Jun 15, 2017
Review--Dawson City: Frozen Time (2016)
Filmmaker Bill Morrison's Dawson City: Frozen Time (2016) drifts through the past with bittersweet grace. To attempt to describe it as a documentary is to limit the extent of its creativity. It does document the ebb and flow of life in a Yukon Territory gold rush town, but with a paint brush instead of a pencil.
The film tells two parallel stories: that of the busy and dramatically fluid history of Dawson City and of the cache of hundreds nitrate films discovered beneath the town's hockey rink. Battered excerpts from these silent discoveries, many of them thought long lost, are juxtaposed with the images of the town as it grew, thrived and faded through the years.
Dawson City is essentially a silent film, which is fitting given the vintage of the reclaimed nitrate. With Alex Somers' low-key, elegiac score as background, film clips and moving shots of photos from the town's past are allowed to speak for themselves, with text added as necessary to fill in the details. The collage of images fill in pieces of the story at a languid pace, matching the times it describes.
The town was home to many famous faces over the years, including some who would find fame in Hollywood. Theater owner Sid Grauman was a newsboy there and Marjorie Rambeaux, William Desmond and writer Wilson Mizner all had their impact on Dawson as well. There's even a photo of Charlie Chaplin, there to do location filming for The Gold Rush (1925).
Taking in the whole story of the Dawson film discovery evokes simultaneous feelings of delight and loss. The town was the end of the road for hundreds of silent films during the early days of the industry. It was expensive to ship prints and studios didn't want the battered reels once they had completed their run.
So the films were stored, until they took up too much space. Then hundreds of them were thrown in the river, while another massive pile was burned. Miraculously, over 500 more reels were saved when they were used to fill in the town swimming pool, so that putting a temporary top over it would no longer be necessary for hockey season.
There the films were preserved for decades, and many of the townspeople knew they were there, unaware of their value. Sometimes bits of nitrate would poke out of the ice and kids would set them on fire for fun. The importance of what lay under the ice was not fully understood until they were discovered by an outside party who felt such a stash deserved a better fate.

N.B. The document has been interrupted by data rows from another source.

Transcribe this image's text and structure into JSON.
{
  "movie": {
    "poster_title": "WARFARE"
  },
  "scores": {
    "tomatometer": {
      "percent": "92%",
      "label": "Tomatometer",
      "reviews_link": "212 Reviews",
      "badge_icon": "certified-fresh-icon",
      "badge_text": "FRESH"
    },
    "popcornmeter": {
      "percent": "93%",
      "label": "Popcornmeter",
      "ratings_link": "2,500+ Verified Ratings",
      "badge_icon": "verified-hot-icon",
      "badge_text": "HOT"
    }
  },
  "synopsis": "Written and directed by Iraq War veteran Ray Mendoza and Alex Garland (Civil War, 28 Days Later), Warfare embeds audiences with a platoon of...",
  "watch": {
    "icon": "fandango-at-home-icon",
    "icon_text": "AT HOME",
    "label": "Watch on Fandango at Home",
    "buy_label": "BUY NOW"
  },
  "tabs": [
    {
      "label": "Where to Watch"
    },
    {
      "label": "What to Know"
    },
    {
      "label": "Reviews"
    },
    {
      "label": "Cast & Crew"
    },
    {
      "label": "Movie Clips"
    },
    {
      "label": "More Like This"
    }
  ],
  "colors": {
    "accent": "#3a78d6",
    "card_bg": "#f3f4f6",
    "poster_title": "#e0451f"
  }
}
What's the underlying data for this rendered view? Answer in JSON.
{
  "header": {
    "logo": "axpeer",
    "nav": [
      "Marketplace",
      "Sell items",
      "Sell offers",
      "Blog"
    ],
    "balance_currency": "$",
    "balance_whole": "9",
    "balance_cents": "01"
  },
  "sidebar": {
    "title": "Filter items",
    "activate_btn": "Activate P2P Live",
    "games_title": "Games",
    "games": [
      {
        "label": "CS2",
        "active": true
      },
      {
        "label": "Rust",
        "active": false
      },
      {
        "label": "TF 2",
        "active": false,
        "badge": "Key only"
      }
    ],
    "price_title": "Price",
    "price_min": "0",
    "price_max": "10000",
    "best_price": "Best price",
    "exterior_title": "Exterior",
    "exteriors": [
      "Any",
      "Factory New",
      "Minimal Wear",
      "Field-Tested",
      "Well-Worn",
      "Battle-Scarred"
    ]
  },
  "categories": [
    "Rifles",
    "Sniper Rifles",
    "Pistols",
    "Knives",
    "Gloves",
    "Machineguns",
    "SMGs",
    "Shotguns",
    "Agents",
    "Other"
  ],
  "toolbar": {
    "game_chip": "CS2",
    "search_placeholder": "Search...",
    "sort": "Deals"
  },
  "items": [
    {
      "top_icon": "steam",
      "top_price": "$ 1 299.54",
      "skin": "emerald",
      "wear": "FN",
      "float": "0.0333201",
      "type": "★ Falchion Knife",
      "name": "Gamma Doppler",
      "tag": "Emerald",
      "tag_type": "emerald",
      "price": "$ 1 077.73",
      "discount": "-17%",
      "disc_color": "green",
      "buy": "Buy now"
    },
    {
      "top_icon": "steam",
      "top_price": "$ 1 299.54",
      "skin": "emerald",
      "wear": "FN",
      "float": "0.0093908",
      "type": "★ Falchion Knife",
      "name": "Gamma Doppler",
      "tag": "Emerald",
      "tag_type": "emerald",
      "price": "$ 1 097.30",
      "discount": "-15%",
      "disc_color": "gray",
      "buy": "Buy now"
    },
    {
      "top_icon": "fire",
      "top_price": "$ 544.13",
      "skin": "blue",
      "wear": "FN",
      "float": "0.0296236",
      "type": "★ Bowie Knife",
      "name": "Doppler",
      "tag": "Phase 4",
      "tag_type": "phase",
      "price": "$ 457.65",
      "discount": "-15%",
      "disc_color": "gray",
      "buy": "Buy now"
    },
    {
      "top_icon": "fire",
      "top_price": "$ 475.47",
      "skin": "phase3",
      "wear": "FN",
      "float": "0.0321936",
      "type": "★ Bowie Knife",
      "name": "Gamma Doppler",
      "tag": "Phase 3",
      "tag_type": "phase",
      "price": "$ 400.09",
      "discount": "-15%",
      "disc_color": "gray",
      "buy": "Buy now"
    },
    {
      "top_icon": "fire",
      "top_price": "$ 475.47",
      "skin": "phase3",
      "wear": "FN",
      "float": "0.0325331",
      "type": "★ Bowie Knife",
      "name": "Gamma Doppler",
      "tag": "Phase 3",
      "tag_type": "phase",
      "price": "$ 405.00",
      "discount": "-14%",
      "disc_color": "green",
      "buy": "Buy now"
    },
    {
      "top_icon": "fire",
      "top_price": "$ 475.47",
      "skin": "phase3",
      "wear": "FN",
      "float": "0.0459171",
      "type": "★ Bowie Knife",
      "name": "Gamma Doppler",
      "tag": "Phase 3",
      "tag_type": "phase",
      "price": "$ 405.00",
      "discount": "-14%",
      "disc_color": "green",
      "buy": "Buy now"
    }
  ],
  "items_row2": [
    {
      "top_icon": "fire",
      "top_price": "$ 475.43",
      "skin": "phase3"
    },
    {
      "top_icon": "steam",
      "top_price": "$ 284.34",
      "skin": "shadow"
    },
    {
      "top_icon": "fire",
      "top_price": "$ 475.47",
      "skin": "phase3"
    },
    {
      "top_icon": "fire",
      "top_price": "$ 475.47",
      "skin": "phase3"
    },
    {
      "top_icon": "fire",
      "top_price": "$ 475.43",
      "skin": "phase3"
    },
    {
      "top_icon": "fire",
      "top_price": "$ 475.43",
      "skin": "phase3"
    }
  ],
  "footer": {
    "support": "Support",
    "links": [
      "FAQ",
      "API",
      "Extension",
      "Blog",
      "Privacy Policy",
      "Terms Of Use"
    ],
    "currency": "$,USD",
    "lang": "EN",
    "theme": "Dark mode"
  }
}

I haven't seen Morrison's 2002 tribute to the beauty of decomposing film, Decasia, but I hear fans of that film will appreciate a similar style here. This is a must see for anyone interested in film restoration and recovery. It is a mesmerizing, mysterious and deliberate work.